Share, , Google Plus, Pinterest,

Posted in:

SME Ombudsman & The Prompt Payment Code fighting late payments to SMEs

On Friday, 11 May 2018, DA Leader, Mmusi Maimane MP, DA Shadow Minister of Small Business Development, Toby Chance MP and the DA Gauteng Shadow MEC for Provincial Treasury and e-Government, Adrianna Randall MPL, presented a Private Members Bill (PMB), to be presented in Parliament, that will see the establishment of a Small and Medium Enterprises (SMEs) Ombud service to mediate disputes and resolve late payment issues between SMEs and government in order to save jobs.In a country with almost 10 million unemployed people we should be focusing on SME’s as the drivers of job creation and we need to find ways to support them to do so. However, national government is notorious for late and non-payments to SME’s who do business with the state. Government departments have as much as R7 billion in outstanding invoices to date. This threatens SMEs survival and their ability to create jobs.

To address this, the proposed SME Ombudsman will specifically be tasked with resolving disputes between an SME and clients such as government departments, non-government entities such as corporates, who are the biggest offenders in the private sector. The dispute resolution function of the Ombudsman will focus on contractual agreements, late or non-payment of amounts owed and payable within the 30 day window period.

The proposal for an SME Ombudsman, is informed by a party discussion document which showed that national government remained the worst offender on late and non-payment to SMEs which conduct business with the state. This bad culture has seen government departments sitting on more than R7 billion in unpaid invoices to SMEs, threatening their survival and ability to create jobs.

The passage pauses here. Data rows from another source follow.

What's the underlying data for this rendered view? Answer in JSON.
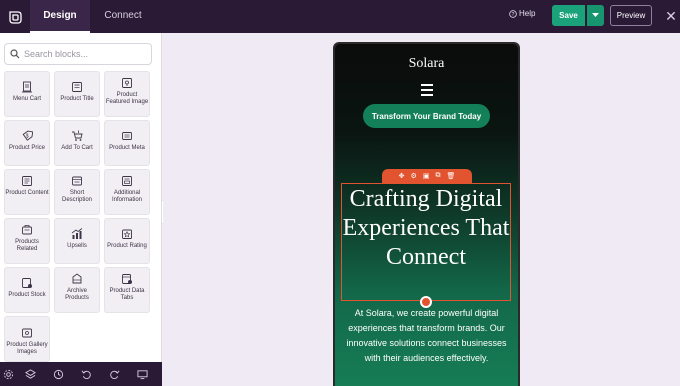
{
  "topbar": {
    "tabs": [
      {
        "label": "Design",
        "active": true
      },
      {
        "label": "Connect",
        "active": false
      }
    ],
    "help_label": "Help",
    "save_label": "Save",
    "preview_label": "Preview",
    "close_icon": "close-icon"
  },
  "sidebar": {
    "search_placeholder": "Search blocks...",
    "blocks": [
      {
        "label": "Menu Cart",
        "icon": "menu-cart-icon"
      },
      {
        "label": "Product Title",
        "icon": "product-title-icon"
      },
      {
        "label": "Product Featured Image",
        "icon": "featured-image-icon"
      },
      {
        "label": "Product Price",
        "icon": "price-icon"
      },
      {
        "label": "Add To Cart",
        "icon": "cart-icon"
      },
      {
        "label": "Product Meta",
        "icon": "meta-icon"
      },
      {
        "label": "Product Content",
        "icon": "content-icon"
      },
      {
        "label": "Short Description",
        "icon": "short-description-icon"
      },
      {
        "label": "Additional Information",
        "icon": "info-icon"
      },
      {
        "label": "Products Related",
        "icon": "related-icon"
      },
      {
        "label": "Upsells",
        "icon": "upsells-icon"
      },
      {
        "label": "Product Rating",
        "icon": "rating-icon"
      },
      {
        "label": "Product Stock",
        "icon": "stock-icon"
      },
      {
        "label": "Archive Products",
        "icon": "archive-icon"
      },
      {
        "label": "Product Data Tabs",
        "icon": "data-tabs-icon"
      },
      {
        "label": "Product Gallery Images",
        "icon": "gallery-icon"
      }
    ]
  },
  "bottombar": {
    "icons": [
      "settings-icon",
      "layers-icon",
      "history-icon",
      "undo-icon",
      "redo-icon",
      "desktop-icon"
    ]
  },
  "preview": {
    "brand": "Solara",
    "cta_label": "Transform Your Brand Today",
    "heading": "Crafting Digital Experiences That Connect",
    "paragraph": "At Solara, we create powerful digital experiences that transform brands. Our innovative solutions connect businesses with their audiences effectively."
  },
  "colors": {
    "topbar_bg": "#2b1a36",
    "accent_green": "#1aa37a",
    "selection_orange": "#e2532f"
  }
}
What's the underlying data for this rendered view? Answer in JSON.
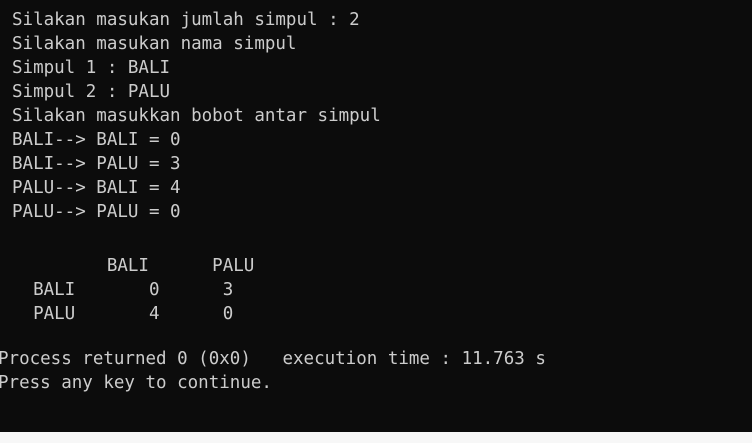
{
  "console": {
    "lines": [
      "Silakan masukan jumlah simpul : 2",
      "Silakan masukan nama simpul",
      "Simpul 1 : BALI",
      "Simpul 2 : PALU",
      "Silakan masukkan bobot antar simpul",
      "BALI--> BALI = 0",
      "BALI--> PALU = 3",
      "PALU--> BALI = 4",
      "PALU--> PALU = 0",
      "",
      "         BALI      PALU",
      "  BALI       0      3",
      "  PALU       4      0",
      "",
      "Process returned 0 (0x0)   execution time : 11.763 s",
      "Press any key to continue."
    ]
  },
  "colors": {
    "background": "#0c0c0c",
    "text": "#cccccc",
    "strip": "#f7f7f7"
  }
}
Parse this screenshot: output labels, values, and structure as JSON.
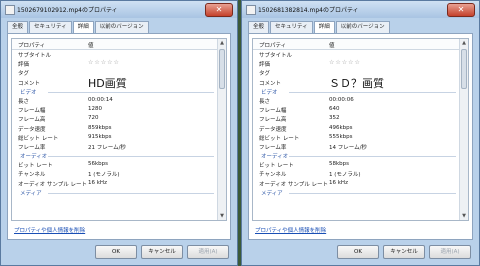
{
  "left_window": {
    "title": "1502679102912.mp4のプロパティ",
    "tabs": [
      "全般",
      "セキュリティ",
      "詳細",
      "以前のバージョン"
    ],
    "active_tab": 2,
    "header": {
      "prop": "プロパティ",
      "value": "値"
    },
    "desc_rows": [
      {
        "key": "サブタイトル",
        "value": ""
      },
      {
        "key": "評価",
        "value": "☆☆☆☆☆"
      },
      {
        "key": "タグ",
        "value": ""
      },
      {
        "key": "コメント",
        "value": "HD画質"
      }
    ],
    "video_section": "ビデオ",
    "video_rows": [
      {
        "key": "長さ",
        "value": "00:00:14"
      },
      {
        "key": "フレーム幅",
        "value": "1280"
      },
      {
        "key": "フレーム高",
        "value": "720"
      },
      {
        "key": "データ速度",
        "value": "859kbps"
      },
      {
        "key": "総ビット レート",
        "value": "915kbps"
      },
      {
        "key": "フレーム率",
        "value": "21 フレーム/秒"
      }
    ],
    "audio_section": "オーディオ",
    "audio_rows": [
      {
        "key": "ビット レート",
        "value": "56kbps"
      },
      {
        "key": "チャンネル",
        "value": "1 (モノラル)"
      },
      {
        "key": "オーディオ サンプル レート",
        "value": "16 kHz"
      }
    ],
    "media_section": "メディア",
    "link": "プロパティや個人情報を削除",
    "ok": "OK",
    "cancel": "キャンセル",
    "apply": "適用(A)"
  },
  "right_window": {
    "title": "1502681382814.mp4のプロパティ",
    "tabs": [
      "全般",
      "セキュリティ",
      "詳細",
      "以前のバージョン"
    ],
    "active_tab": 2,
    "header": {
      "prop": "プロパティ",
      "value": "値"
    },
    "desc_rows": [
      {
        "key": "サブタイトル",
        "value": ""
      },
      {
        "key": "評価",
        "value": "☆☆☆☆☆"
      },
      {
        "key": "タグ",
        "value": ""
      },
      {
        "key": "コメント",
        "value": "ＳＤ？画質"
      }
    ],
    "video_section": "ビデオ",
    "video_rows": [
      {
        "key": "長さ",
        "value": "00:00:06"
      },
      {
        "key": "フレーム幅",
        "value": "640"
      },
      {
        "key": "フレーム高",
        "value": "352"
      },
      {
        "key": "データ速度",
        "value": "496kbps"
      },
      {
        "key": "総ビット レート",
        "value": "555kbps"
      },
      {
        "key": "フレーム率",
        "value": "14 フレーム/秒"
      }
    ],
    "audio_section": "オーディオ",
    "audio_rows": [
      {
        "key": "ビット レート",
        "value": "58kbps"
      },
      {
        "key": "チャンネル",
        "value": "1 (モノラル)"
      },
      {
        "key": "オーディオ サンプル レート",
        "value": "16 kHz"
      }
    ],
    "media_section": "メディア",
    "link": "プロパティや個人情報を削除",
    "ok": "OK",
    "cancel": "キャンセル",
    "apply": "適用(A)"
  }
}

While SME’s generate half of South Africa gross domestic Product (GDP) and nearly 60% of employment in the country, the sector has seen many businesses close shop or retrench workers due to the failure by government to pay for services rendered within the 30-day window period.

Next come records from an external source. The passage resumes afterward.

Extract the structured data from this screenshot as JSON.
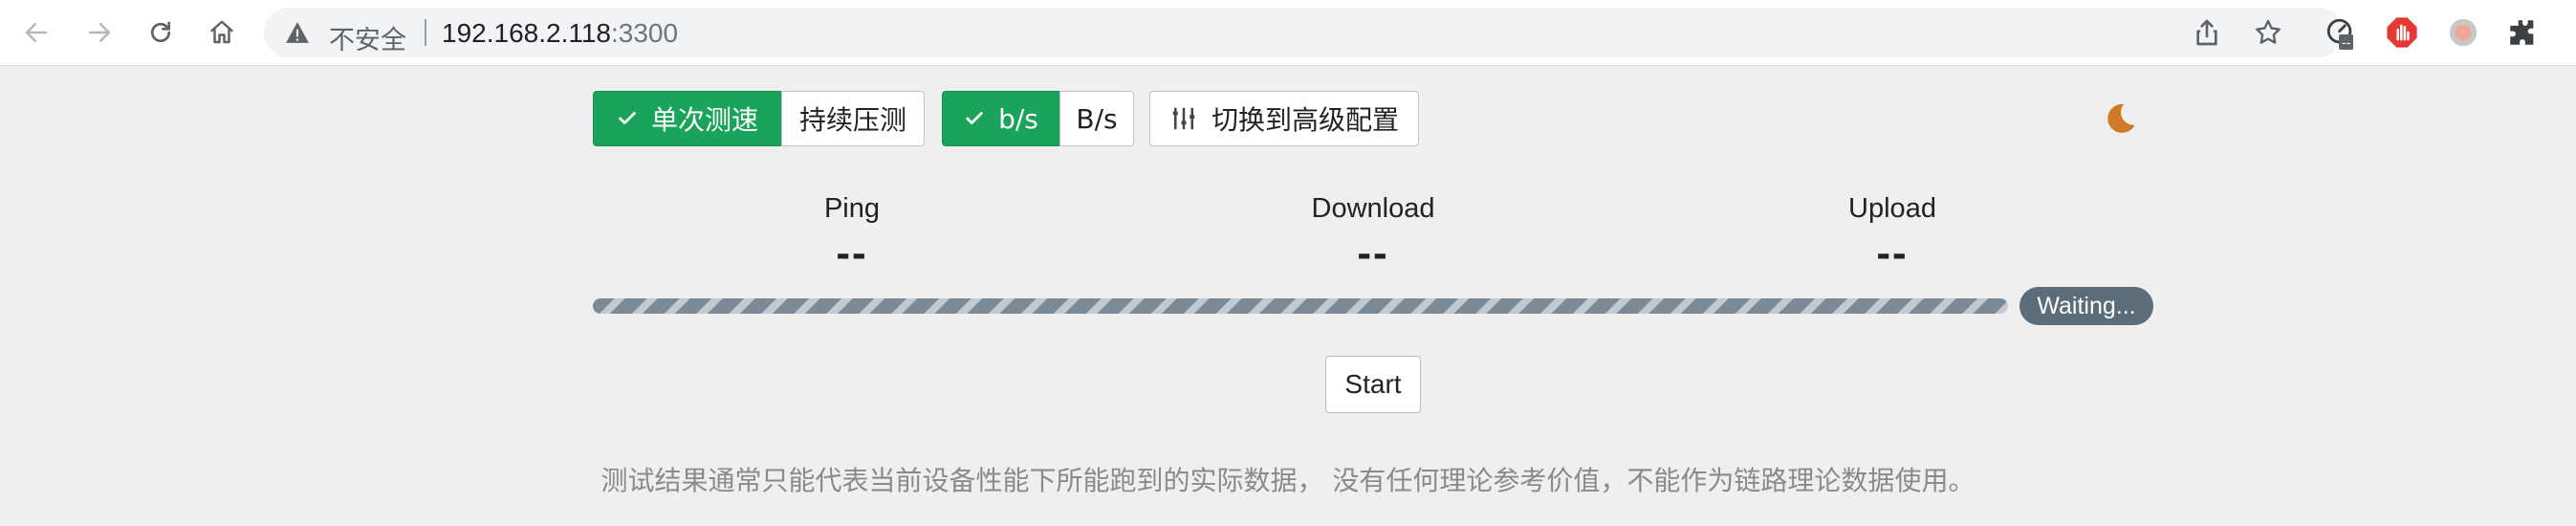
{
  "browser": {
    "security_label": "不安全",
    "url_host": "192.168.2.118",
    "url_port": ":3300",
    "extension_badge": "--"
  },
  "toolbar": {
    "mode_single": "单次测速",
    "mode_continuous": "持续压测",
    "unit_bits": "b/s",
    "unit_bytes": "B/s",
    "advanced_config": "切换到高级配置"
  },
  "stats": {
    "ping_label": "Ping",
    "ping_value": "--",
    "download_label": "Download",
    "download_value": "--",
    "upload_label": "Upload",
    "upload_value": "--"
  },
  "progress": {
    "status": "Waiting..."
  },
  "start_label": "Start",
  "disclaimer": "测试结果通常只能代表当前设备性能下所能跑到的实际数据， 没有任何理论参考价值，不能作为链路理论数据使用。",
  "colors": {
    "accent_green": "#1aa35a",
    "badge_gray": "#5b6c7b",
    "moon_orange": "#d07a28"
  },
  "icons": [
    "back-icon",
    "forward-icon",
    "reload-icon",
    "home-icon",
    "warning-icon",
    "share-icon",
    "star-icon",
    "speedometer-icon",
    "stop-hand-icon",
    "circle-icon",
    "puzzle-icon",
    "check-icon",
    "sliders-icon",
    "moon-icon"
  ]
}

In addition to the establishment of an SME Ombudsman to deal with the problem of late payments, the discussion document also proposes the following solutions from the private sector:

  • business assistance services to help SMEs improve internal administrative capacity including the production of appropriate invoices as well as the management and delivery of said invoices to clients.
  • optimisation of cash flow through supply chain finance that allows businesses to lengthen their payment terms to their suppliers while providing the option for their large and SME suppliers to get paid early.
  • voluntary commitments such as the Prompt Payment Code, which the National Small Business Chamber (NSBC) has championed, strive to improve payments to SME suppliers within 30 days.

 

In presenting the proposal, the DA was joined by the CEO of the National Small Business Chamber (NSBC), Mike Anderson. The NSBC, a non-profit membership organisation for small business that is currently running the ‘Prompt Payment Code’ campaign, expressed its full support for the proposal for an SME Ombudsman.